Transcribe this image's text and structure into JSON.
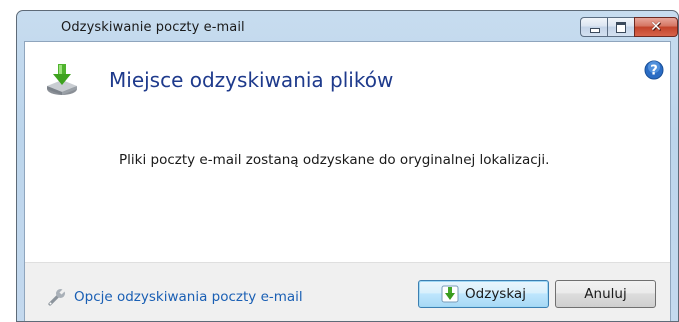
{
  "window": {
    "title": "Odzyskiwanie poczty e-mail",
    "close_glyph": "✕"
  },
  "content": {
    "heading": "Miejsce odzyskiwania plików",
    "message": "Pliki poczty e-mail zostaną odzyskane do oryginalnej lokalizacji."
  },
  "footer": {
    "options_link": "Opcje odzyskiwania poczty e-mail",
    "recover_button": "Odzyskaj",
    "cancel_button": "Anuluj"
  },
  "icons": {
    "header": "drive-download-icon",
    "help": "help-icon",
    "options": "wrench-icon",
    "recover": "green-down-arrow-icon"
  },
  "colors": {
    "heading": "#1e3a8c",
    "link": "#1a5fb4",
    "titlebar": "#bcd5ec",
    "close_button": "#c2432a"
  }
}
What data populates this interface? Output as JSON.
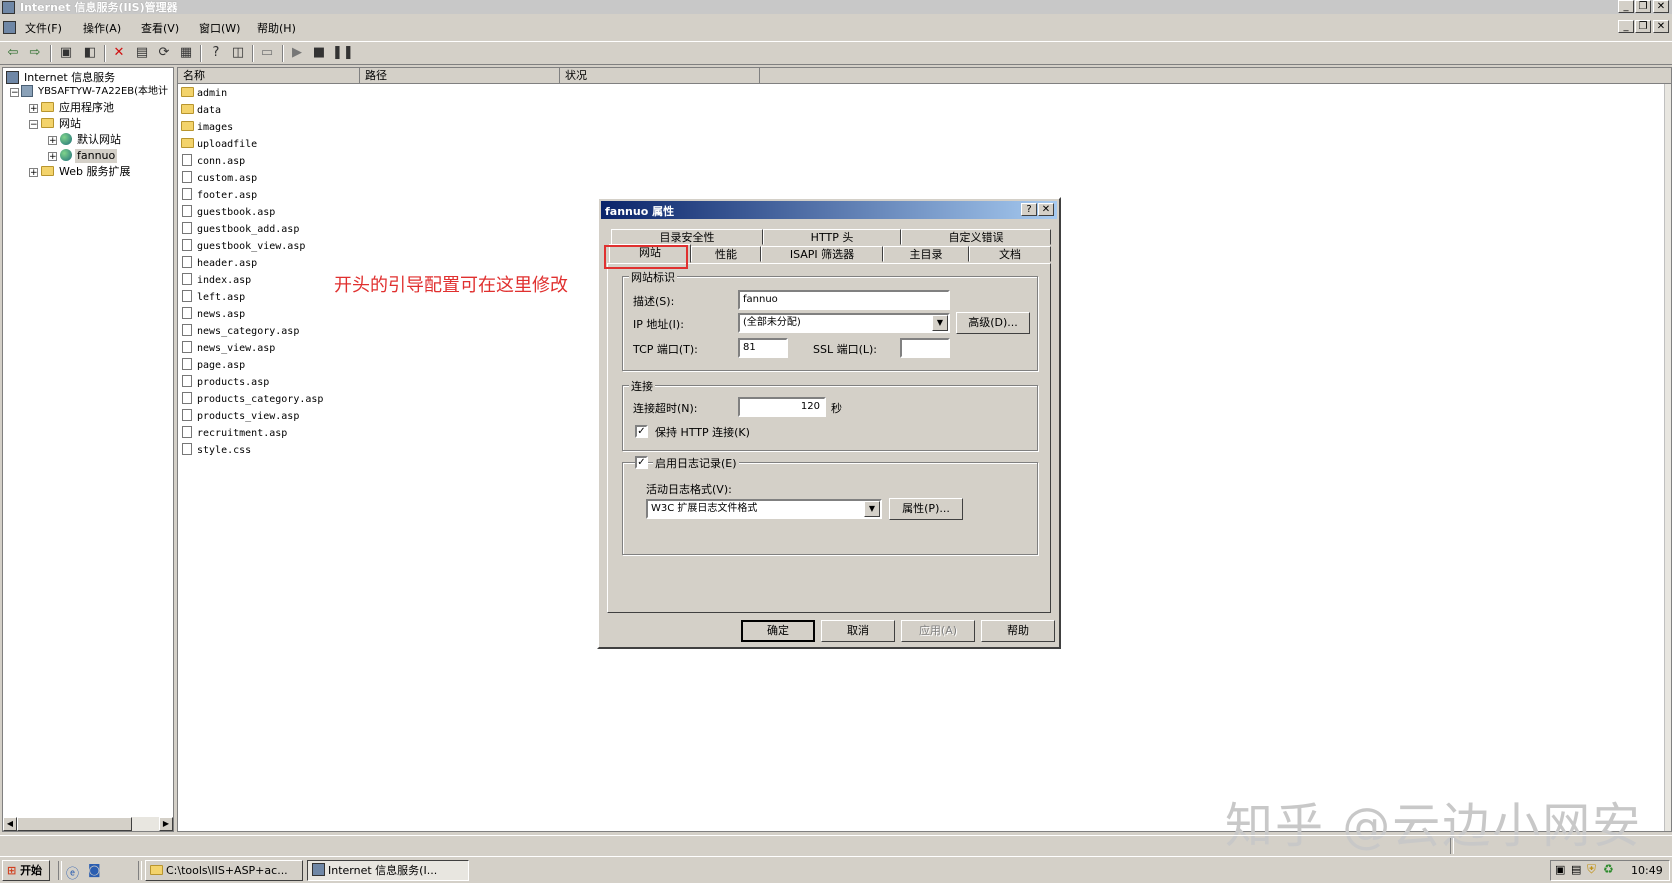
{
  "window": {
    "title": "Internet 信息服务(IIS)管理器"
  },
  "menu": [
    "文件(F)",
    "操作(A)",
    "查看(V)",
    "窗口(W)",
    "帮助(H)"
  ],
  "tree": {
    "root": "Internet 信息服务",
    "server": "YBSAFTYW-7A22EB(本地计",
    "app_pools": "应用程序池",
    "websites": "网站",
    "default_site": "默认网站",
    "fannuo": "fannuo",
    "web_ext": "Web 服务扩展"
  },
  "list": {
    "columns": [
      "名称",
      "路径",
      "状况"
    ],
    "folders": [
      "admin",
      "data",
      "images",
      "uploadfile"
    ],
    "files": [
      "conn.asp",
      "custom.asp",
      "footer.asp",
      "guestbook.asp",
      "guestbook_add.asp",
      "guestbook_view.asp",
      "header.asp",
      "index.asp",
      "left.asp",
      "news.asp",
      "news_category.asp",
      "news_view.asp",
      "page.asp",
      "products.asp",
      "products_category.asp",
      "products_view.asp",
      "recruitment.asp",
      "style.css"
    ]
  },
  "annotation": "开头的引导配置可在这里修改",
  "dialog": {
    "title": "fannuo 属性",
    "help_btn": "?",
    "close_btn": "✕",
    "tabs_row1": [
      "目录安全性",
      "HTTP 头",
      "自定义错误"
    ],
    "tabs_row2": [
      "网站",
      "性能",
      "ISAPI 筛选器",
      "主目录",
      "文档"
    ],
    "identity": {
      "group": "网站标识",
      "desc_label": "描述(S):",
      "desc_value": "fannuo",
      "ip_label": "IP 地址(I):",
      "ip_value": "(全部未分配)",
      "advanced_btn": "高级(D)...",
      "tcp_label": "TCP 端口(T):",
      "tcp_value": "81",
      "ssl_label": "SSL 端口(L):",
      "ssl_value": ""
    },
    "connection": {
      "group": "连接",
      "timeout_label": "连接超时(N):",
      "timeout_value": "120",
      "timeout_unit": "秒",
      "keepalive_label": "保持 HTTP 连接(K)",
      "keepalive_checked": true
    },
    "logging": {
      "enable_label": "启用日志记录(E)",
      "enable_checked": true,
      "format_label": "活动日志格式(V):",
      "format_value": "W3C 扩展日志文件格式",
      "props_btn": "属性(P)..."
    },
    "buttons": {
      "ok": "确定",
      "cancel": "取消",
      "apply": "应用(A)",
      "help": "帮助"
    }
  },
  "taskbar": {
    "start": "开始",
    "items": [
      "C:\\tools\\IIS+ASP+ac...",
      "Internet 信息服务(I..."
    ],
    "clock": "10:49"
  },
  "watermark": "知乎 @云边小网安",
  "colors": {
    "accent": "#0a246a",
    "annotation": "#e0302f"
  }
}
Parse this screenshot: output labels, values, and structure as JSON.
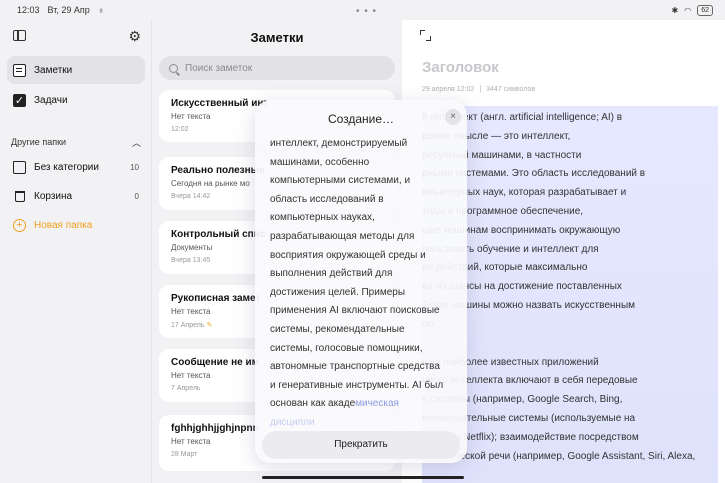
{
  "status": {
    "time": "12:03",
    "date": "Вт, 29 Апр",
    "battery": "62"
  },
  "sidebar": {
    "items": [
      {
        "label": "Заметки"
      },
      {
        "label": "Задачи"
      }
    ],
    "section_label": "Другие папки",
    "folders": [
      {
        "label": "Без категории",
        "count": "10"
      },
      {
        "label": "Корзина",
        "count": "0"
      }
    ],
    "new_folder": "Новая папка"
  },
  "notes": {
    "title": "Заметки",
    "search_placeholder": "Поиск заметок",
    "cards": [
      {
        "title": "Искусственный инт",
        "subtitle": "Нет текста",
        "date": "12:02"
      },
      {
        "title": "Реально полезные",
        "subtitle": "Сегодня на рынке мо",
        "date": "Вчера 14:42"
      },
      {
        "title": "Контрольный спис",
        "subtitle": "Документы",
        "date": "Вчера 13:45"
      },
      {
        "title": "Рукописная замет",
        "subtitle": "Нет текста",
        "date": "17 Апрель"
      },
      {
        "title": "Сообщение не им",
        "subtitle": "Нет текста",
        "date": "7 Апрель"
      },
      {
        "title": "fghhjghhjjghjnpnn",
        "subtitle": "Нет текста",
        "date": "28 Март"
      }
    ]
  },
  "editor": {
    "title": "Заголовок",
    "date": "29 апреля 12:02",
    "separator": "|",
    "chars": "3447 символов",
    "para1": "й интеллект (англ. artificial intelligence; AI) в\nроком смысле — это интеллект,\nрируемый машинами, в частности\nрными системами. Это область исследований в\nмпьютерных наук, которая разрабатывает и\nтоды и программное обеспечение,\nщие машинам воспринимать окружающую\nпользовать обучение и интеллект для\nия действий, которые максимально\nют их шансы на достижение поставленных\nТакие машины можно назвать искусственным\nом.",
    "para2": "е из наиболее известных приложений\nнного интеллекта включают в себя передовые\nе системы (например, Google Search, Bing,\nекомендательные системы (используемые на\nmazon и Netflix); взаимодействие посредством\nчеловеческой речи (например, Google Assistant, Siri, Alexa,"
  },
  "popup": {
    "title": "Создание…",
    "close": "×",
    "text": "интеллект, демонстрируемый\nмашинами, особенно\nкомпьютерными системами, и\nобласть исследований в\nкомпьютерных науках,\nразрабатывающая методы для\nвосприятия окружающей среды и\nвыполнения действий для\nдостижения целей. Примеры\nприменения AI включают поисковые\nсистемы, рекомендательные\nсистемы, голосовые помощники,\nавтономные транспортные средства\nи генеративные инструменты. AI был\nоснован как акаде",
    "text_fade": "мическая",
    "text_fade2": "дисципли",
    "stop_label": "Прекратить"
  }
}
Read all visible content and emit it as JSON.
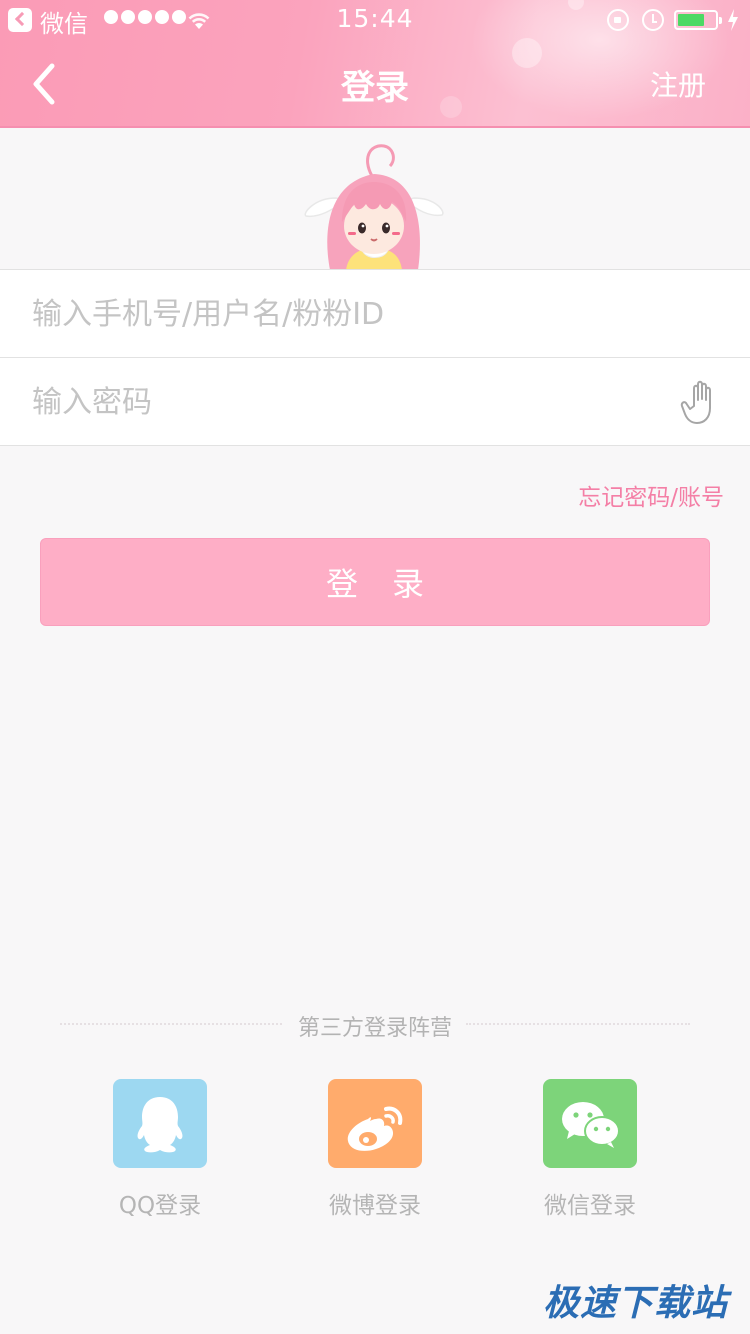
{
  "status_bar": {
    "back_app": "微信",
    "time": "15:44",
    "battery_level": 0.72,
    "battery_color": "#4cd964"
  },
  "nav": {
    "back_icon": "chevron-left-icon",
    "title": "登录",
    "register": "注册"
  },
  "mascot": {
    "icon": "anime-girl-mascot"
  },
  "form": {
    "account_placeholder": "输入手机号/用户名/粉粉ID",
    "account_value": "",
    "password_placeholder": "输入密码",
    "password_value": "",
    "password_toggle_icon": "hand-icon",
    "forgot": "忘记密码/账号",
    "login_button": "登录"
  },
  "third_party": {
    "title": "第三方登录阵营",
    "items": [
      {
        "label": "QQ登录",
        "icon": "qq-icon",
        "color": "#9dd8f1"
      },
      {
        "label": "微博登录",
        "icon": "weibo-icon",
        "color": "#ffab6c"
      },
      {
        "label": "微信登录",
        "icon": "wechat-icon",
        "color": "#7dd47a"
      }
    ]
  },
  "watermark": "极速下载站",
  "colors": {
    "accent": "#f47fa6",
    "header": "#fba3bd",
    "button": "#feaec6"
  }
}
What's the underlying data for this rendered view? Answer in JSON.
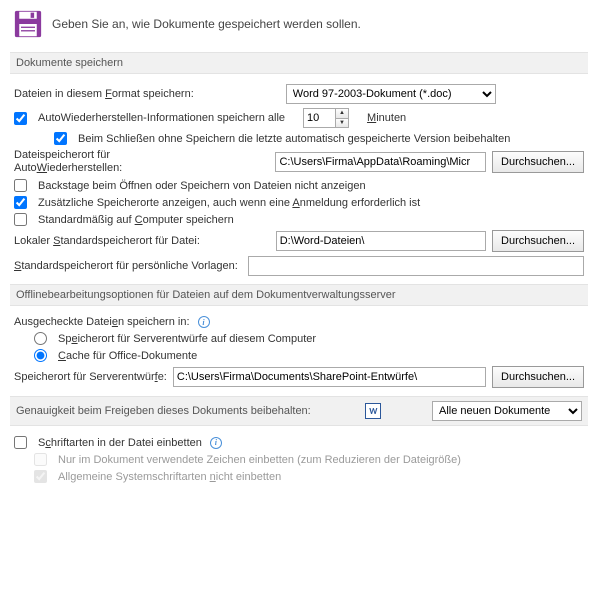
{
  "header": {
    "text": "Geben Sie an, wie Dokumente gespeichert werden sollen."
  },
  "sections": {
    "save": {
      "title": "Dokumente speichern"
    },
    "offline": {
      "title": "Offlinebearbeitungsoptionen für Dateien auf dem Dokumentverwaltungsserver"
    },
    "fidelity": {
      "title": "Genauigkeit beim Freigeben dieses Dokuments beibehalten:"
    }
  },
  "save": {
    "formatLabelPre": "Dateien in diesem ",
    "formatLabelUL": "F",
    "formatLabelPost": "ormat speichern:",
    "formatValue": "Word 97-2003-Dokument (*.doc)",
    "autoRecoverLabel": "AutoWiederherstellen-Informationen speichern alle",
    "autoRecoverMinutes": "10",
    "minutesLabelUL": "M",
    "minutesLabelPost": "inuten",
    "keepLastLabel": "Beim Schließen ohne Speichern die letzte automatisch gespeicherte Version beibehalten",
    "autoRecoverPathLabel1": "Dateispeicherort für",
    "autoRecoverPathLabel2Pre": "Auto",
    "autoRecoverPathLabel2UL": "W",
    "autoRecoverPathLabel2Post": "iederherstellen:",
    "autoRecoverPath": "C:\\Users\\Firma\\AppData\\Roaming\\Micr",
    "backstageLabel": "Backstage beim Öffnen oder Speichern von Dateien nicht anzeigen",
    "extraLocationsLabelPre": "Zusätzliche Speicherorte anzeigen, auch wenn eine ",
    "extraLocationsLabelUL": "A",
    "extraLocationsLabelPost": "nmeldung erforderlich ist",
    "defaultComputerLabelPre": "Standardmäßig auf ",
    "defaultComputerLabelUL": "C",
    "defaultComputerLabelPost": "omputer speichern",
    "localDefaultLabelPre": "Lokaler ",
    "localDefaultLabelUL": "S",
    "localDefaultLabelPost": "tandardspeicherort für Datei:",
    "localDefaultPath": "D:\\Word-Dateien\\",
    "templateLabelUL": "S",
    "templateLabelPost": "tandardspeicherort für persönliche Vorlagen:",
    "templatePath": ""
  },
  "offline": {
    "checkoutLabelPre": "Ausgecheckte Datei",
    "checkoutLabelUL": "e",
    "checkoutLabelPost": "n speichern in:",
    "radioServerPre": "Sp",
    "radioServerUL": "e",
    "radioServerPost": "icherort für Serverentwürfe auf diesem Computer",
    "radioCacheUL": "C",
    "radioCachePost": "ache für Office-Dokumente",
    "draftPathLabelPre": "Speicherort für Serverentwür",
    "draftPathLabelUL": "f",
    "draftPathLabelPost": "e:",
    "draftPath": "C:\\Users\\Firma\\Documents\\SharePoint-Entwürfe\\"
  },
  "fidelity": {
    "docSelectValue": "Alle neuen Dokumente",
    "embedFontsLabelPre": "S",
    "embedFontsLabelUL": "c",
    "embedFontsLabelPost": "hriftarten in der Datei einbetten",
    "subsetLabel": "Nur im Dokument verwendete Zeichen einbetten (zum Reduzieren der Dateigröße)",
    "commonFontsLabelPre": "Allgemeine Systemschriftarten ",
    "commonFontsLabelUL": "n",
    "commonFontsLabelPost": "icht einbetten"
  },
  "buttons": {
    "browse": "Durchsuchen..."
  },
  "icons": {
    "wordLetter": "W"
  }
}
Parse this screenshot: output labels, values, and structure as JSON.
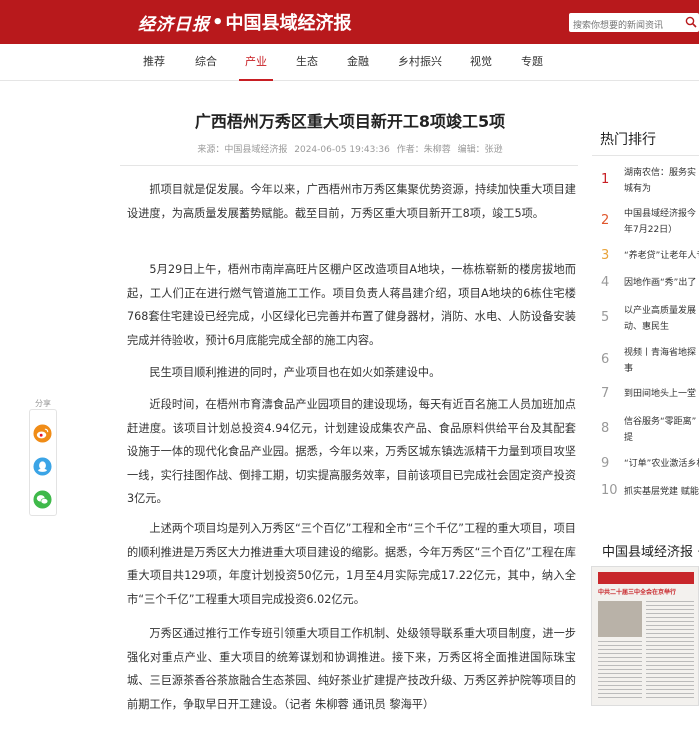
{
  "header": {
    "logo_script": "经济日报",
    "logo_dot": "•",
    "logo_main": "中国县域经济报",
    "search_placeholder": "搜索你想要的新闻资讯",
    "brand_color": "#b8191c"
  },
  "nav": {
    "items": [
      {
        "label": "推荐",
        "active": false
      },
      {
        "label": "综合",
        "active": false
      },
      {
        "label": "产业",
        "active": true
      },
      {
        "label": "生态",
        "active": false
      },
      {
        "label": "金融",
        "active": false
      },
      {
        "label": "乡村振兴",
        "active": false
      },
      {
        "label": "视觉",
        "active": false
      },
      {
        "label": "专题",
        "active": false
      }
    ]
  },
  "article": {
    "title": "广西梧州万秀区重大项目新开工8项竣工5项",
    "meta": {
      "source": "来源：中国县域经济报",
      "datetime": "2024-06-05 19:43:36",
      "author": "作者：朱柳蓉",
      "editor": "编辑：张逊"
    },
    "paragraphs": [
      "抓项目就是促发展。今年以来，广西梧州市万秀区集聚优势资源，持续加快重大项目建设进度，为高质量发展蓄势赋能。截至目前，万秀区重大项目新开工8项，竣工5项。",
      "5月29日上午，梧州市南岸高旺片区棚户区改造项目A地块，一栋栋崭新的楼房拔地而起，工人们正在进行燃气管道施工工作。项目负责人蒋昌建介绍，项目A地块的6栋住宅楼768套住宅建设已经完成，小区绿化已完善并布置了健身器材，消防、水电、人防设备安装完成并待验收，预计6月底能完成全部的施工内容。",
      "民生项目顺利推进的同时，产业项目也在如火如荼建设中。",
      "近段时间，在梧州市育濤食品产业园项目的建设现场，每天有近百名施工人员加班加点赶进度。该项目计划总投资4.94亿元，计划建设成集农产品、食品原料供给平台及其配套设施于一体的现代化食品产业园。据悉，今年以来，万秀区城东镇选派精干力量到项目攻坚一线，实行挂图作战、倒排工期，切实提高服务效率，目前该项目已完成社会固定资产投资3亿元。",
      "上述两个项目均是列入万秀区“三个百亿”工程和全市“三个千亿”工程的重大项目，项目的顺利推进是万秀区大力推进重大项目建设的缩影。据悉，今年万秀区“三个百亿”工程在库重大项目共129项，年度计划投资50亿元，1月至4月实际完成17.22亿元，其中，纳入全市“三个千亿”工程重大项目完成投资6.02亿元。",
      "万秀区通过推行工作专班引领重大项目工作机制、处级领导联系重大项目制度，进一步强化对重点产业、重大项目的统筹谋划和协调推进。接下来，万秀区将全面推进国际珠宝城、三巨源茶香谷茶旅融合生态茶园、纯好茶业扩建提产技改升级、万秀区养护院等项目的前期工作，争取早日开工建设。（记者 朱柳蓉 通讯员 黎海平）"
    ]
  },
  "share": {
    "label": "分享",
    "icons": [
      "weibo-icon",
      "qq-icon",
      "wechat-icon"
    ]
  },
  "sidebar": {
    "hot_title": "热门排行",
    "hot_items": [
      {
        "rank": "1",
        "lines": [
          "湖南农信：服务实",
          "城有为"
        ]
      },
      {
        "rank": "2",
        "lines": [
          "中国县域经济报今",
          "年7月22日）"
        ]
      },
      {
        "rank": "3",
        "lines": [
          "“养老贷”让老年人专"
        ]
      },
      {
        "rank": "4",
        "lines": [
          "因地作画“秀”出了"
        ]
      },
      {
        "rank": "5",
        "lines": [
          "以产业高质量发展",
          "动、惠民生"
        ]
      },
      {
        "rank": "6",
        "lines": [
          "视频丨青海省地探",
          "事"
        ]
      },
      {
        "rank": "7",
        "lines": [
          "到田间地头上一堂"
        ]
      },
      {
        "rank": "8",
        "lines": [
          "信谷服务“零距离”",
          "提"
        ]
      },
      {
        "rank": "9",
        "lines": [
          "“订单”农业激活乡村"
        ]
      },
      {
        "rank": "10",
        "lines": [
          "抓实基层党建 赋能"
        ]
      }
    ],
    "paper_title": "中国县域经济报 · 数",
    "paper_headline": "中共二十届三中全会在京举行"
  }
}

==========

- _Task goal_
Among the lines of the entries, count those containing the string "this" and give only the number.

- _Exercise answer_
5